If you are building a pond, keep in mind design and practical issues.
Locate a pond where it will create a focal point, ideally in a place where it can be viewed and enjoyed from a seating area like a patio or from indoors through a window.
Build a pond that is proportional to the size of your yard.
Make sure your pond will receive at least 6 hours of sun if you want to grow water plants like water lilies.
Factor in ways to facilitate maintenance when pond building. Build in clean-out pipes, bottom drains, skimmers and pump houses that are not difficult to access. Make sure you include adequate filtration, especially if you plant on keeping fish.

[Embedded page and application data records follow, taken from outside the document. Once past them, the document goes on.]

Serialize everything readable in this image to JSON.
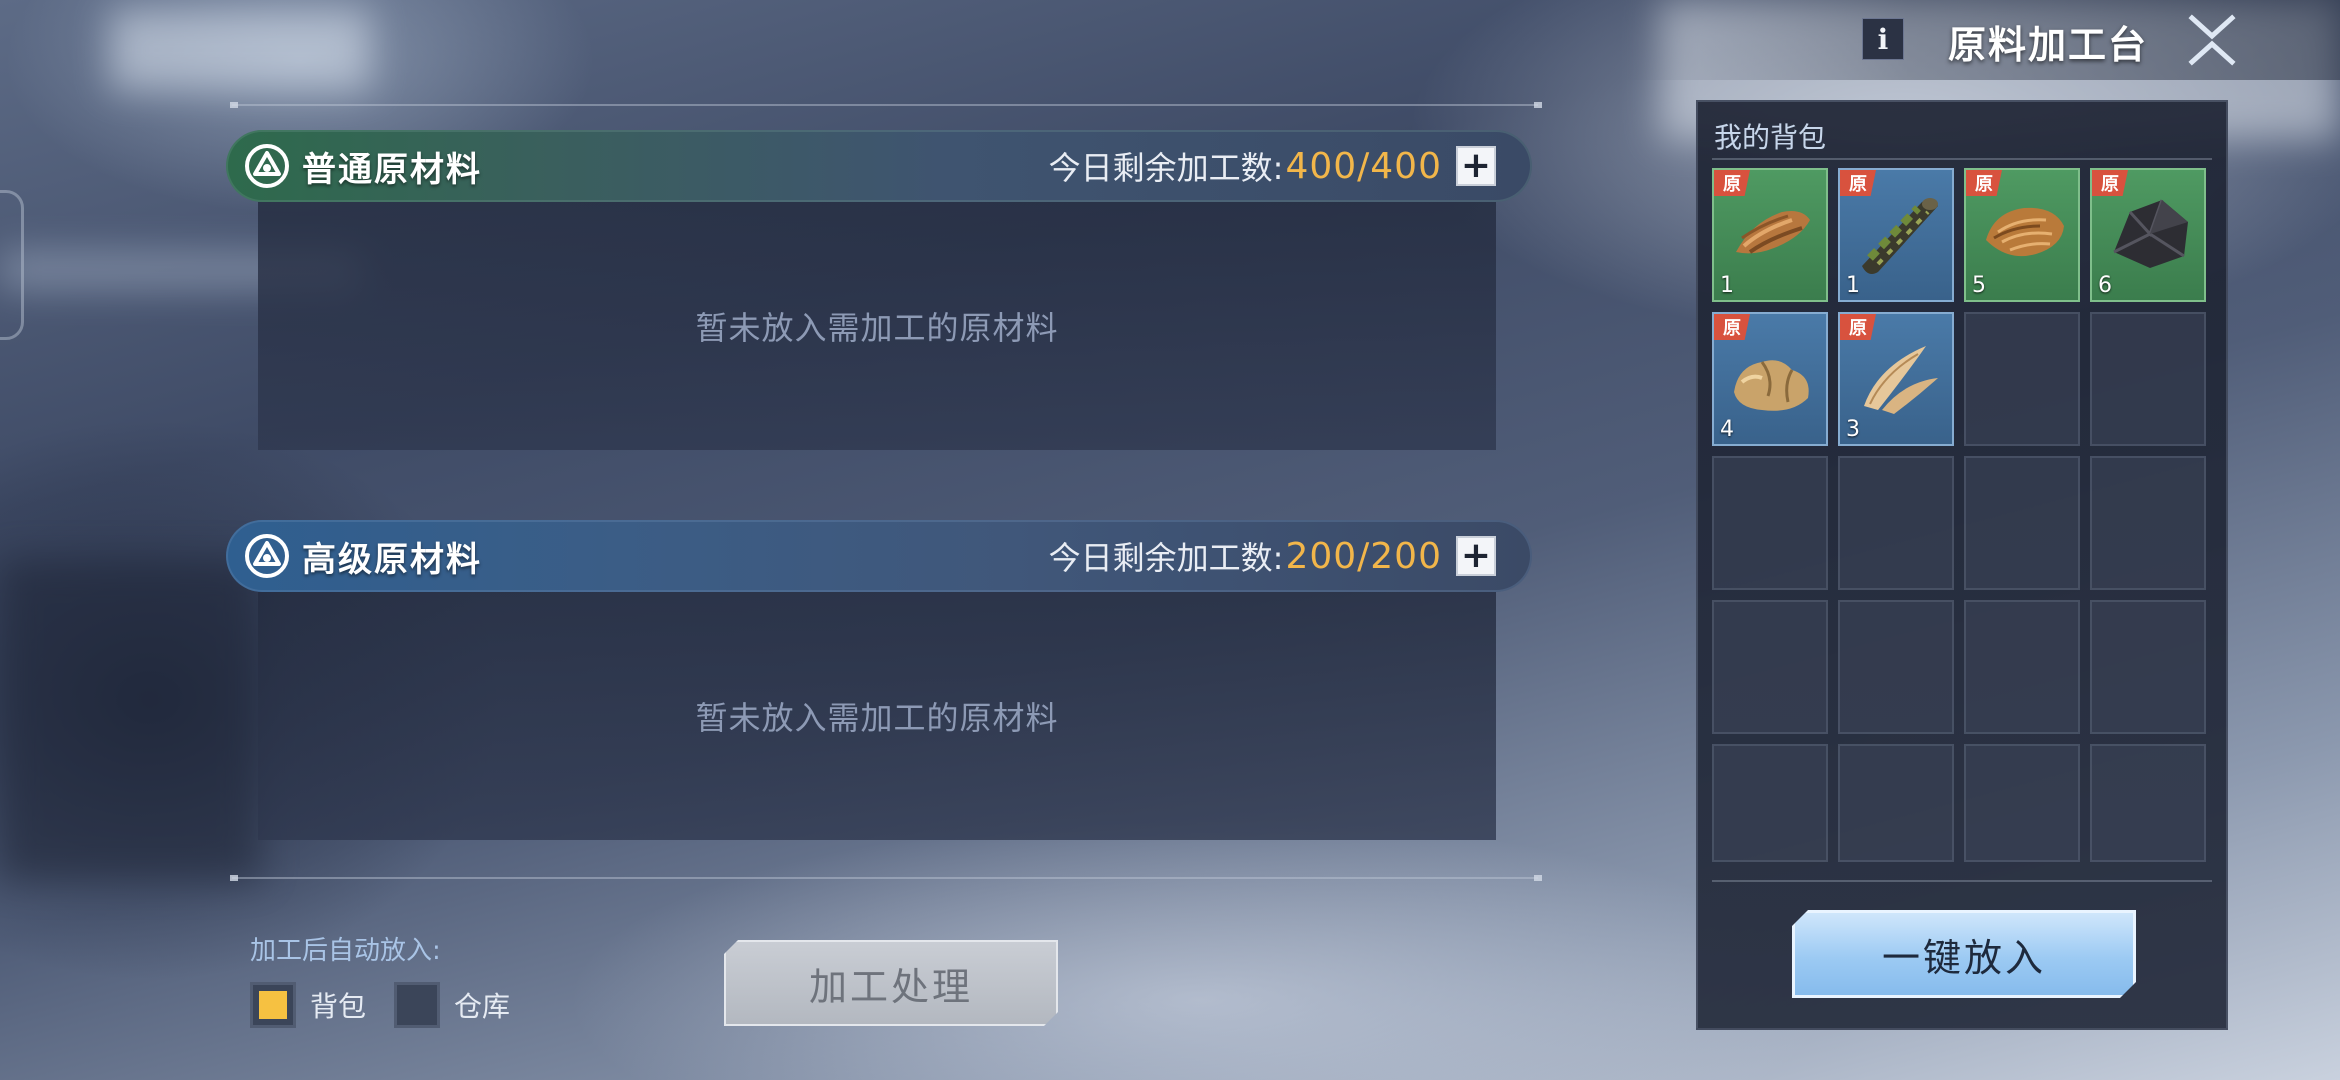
{
  "header": {
    "info_label": "i",
    "title": "原料加工台",
    "close_icon": "close-x-icon"
  },
  "sections": [
    {
      "title": "普通原材料",
      "remain_label": "今日剩余加工数:",
      "remain_value": "400/400",
      "plus_label": "+",
      "empty_text": "暂未放入需加工的原材料",
      "accent": "#2e6a4c"
    },
    {
      "title": "高级原材料",
      "remain_label": "今日剩余加工数:",
      "remain_value": "200/200",
      "plus_label": "+",
      "empty_text": "暂未放入需加工的原材料",
      "accent": "#2f5f90"
    }
  ],
  "auto": {
    "label": "加工后自动放入:",
    "options": [
      {
        "label": "背包",
        "checked": true
      },
      {
        "label": "仓库",
        "checked": false
      }
    ]
  },
  "process_button": "加工处理",
  "bag": {
    "title": "我的背包",
    "badge": "原",
    "items": [
      {
        "icon": "wood-bark-icon",
        "count": "1",
        "rarity": "green"
      },
      {
        "icon": "mossy-log-icon",
        "count": "1",
        "rarity": "blue"
      },
      {
        "icon": "fur-pelt-icon",
        "count": "5",
        "rarity": "green"
      },
      {
        "icon": "coal-ore-icon",
        "count": "6",
        "rarity": "green"
      },
      {
        "icon": "stone-ore-icon",
        "count": "4",
        "rarity": "blue"
      },
      {
        "icon": "tusk-horn-icon",
        "count": "3",
        "rarity": "blue"
      }
    ],
    "empty_slots": 14,
    "one_key_button": "一键放入"
  },
  "colors": {
    "remain_value": "#f2b64a",
    "checkbox_checked": "#f6c141",
    "raw_badge": "#d8523e"
  }
}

Opt for the larger size pond rather than starting small and planning to enlarge your pond. Most people prefer the options you’ll get from a larger sized pond, like more or larger fish, more plants and a larger waterfall. Increasing the size of an already-built pond can be complicated so try to determine the right size from the start.
Avoid steps and ridges in the pond if you have raccoons or other animal pests in your area and plan on having fish. Steps are nice for setting in bog plants, but they also facilitate fishing by predators.
If you don’t plan on having fish, make sure you make provisions to control breeding mosquitoes.
Make sure your pond is at least 1000 gallons and at least 30” deep if you want to keep a few koi. If you want more koi build a larger pond. Koi need large ponds to thrive.
When building your pond plumbing leave plenty of room between pipes and use a larger gauge pipe rather than smaller. Larger pipe will allow for a freer flow of water, and by installing plenty of pipe between events like leaf traps, back flows and the pump itself (if you are using an in-line pump) you will be able to take pipes apart for repairs and have space to add additional mechanical parts. Ideally, stick to 2″ or larger PVC pipe.
Check into your local building codes before building your pond. For example, a pond that is more that 18” deep in California will require a 5’ high fence surrounding it since it will be treated like a swimming pool. A fenced-in pond makes little sense from a decorative point of view in most gardens.
Plan on safety. Pets and children are drawn to ponds and you need to keep in mind protecting them from accidents in or near a pond. Also make sure your pond is not destroyed by your dogs – or from a neighbor dog — since many dogs will find your pond to be an irresistible invitation to go for a swim.
Research, design and plan your pond before you buy materials or dig. Any time you devote to doing your homework is likely to save much more time and expense by avoiding future mistakes and regrets.